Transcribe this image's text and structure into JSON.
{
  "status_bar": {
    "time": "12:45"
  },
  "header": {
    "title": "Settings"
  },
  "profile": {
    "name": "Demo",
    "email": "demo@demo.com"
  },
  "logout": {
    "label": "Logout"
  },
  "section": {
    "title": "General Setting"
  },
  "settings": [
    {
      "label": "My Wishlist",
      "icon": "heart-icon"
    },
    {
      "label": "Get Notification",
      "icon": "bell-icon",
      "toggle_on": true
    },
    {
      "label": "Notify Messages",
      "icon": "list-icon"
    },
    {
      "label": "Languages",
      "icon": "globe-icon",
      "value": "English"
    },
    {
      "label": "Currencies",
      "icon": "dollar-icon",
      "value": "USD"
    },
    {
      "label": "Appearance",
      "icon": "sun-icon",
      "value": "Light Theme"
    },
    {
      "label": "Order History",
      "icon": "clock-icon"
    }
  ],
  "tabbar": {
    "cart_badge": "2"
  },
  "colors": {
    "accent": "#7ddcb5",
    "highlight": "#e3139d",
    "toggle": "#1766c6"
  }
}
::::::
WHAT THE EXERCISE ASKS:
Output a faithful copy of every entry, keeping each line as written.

RESULT OF THIS EXERCISE:
Transcribe this image's text and structure into JSON.
{
  "status_bar": {
    "time": "12:45"
  },
  "header": {
    "title": "Settings"
  },
  "profile": {
    "name": "Demo",
    "email": "demo@demo.com"
  },
  "logout": {
    "label": "Logout"
  },
  "section": {
    "title": "General Setting"
  },
  "settings": [
    {
      "label": "My Wishlist",
      "icon": "heart-icon"
    },
    {
      "label": "Get Notification",
      "icon": "bell-icon",
      "toggle_on": true
    },
    {
      "label": "Notify Messages",
      "icon": "list-icon"
    },
    {
      "label": "Languages",
      "icon": "globe-icon",
      "value": "English"
    },
    {
      "label": "Currencies",
      "icon": "dollar-icon",
      "value": "USD"
    },
    {
      "label": "Appearance",
      "icon": "sun-icon",
      "value": "Light Theme"
    },
    {
      "label": "Order History",
      "icon": "clock-icon"
    }
  ],
  "tabbar": {
    "cart_badge": "2"
  },
  "colors": {
    "accent": "#7ddcb5",
    "highlight": "#e3139d",
    "toggle": "#1766c6"
  }
}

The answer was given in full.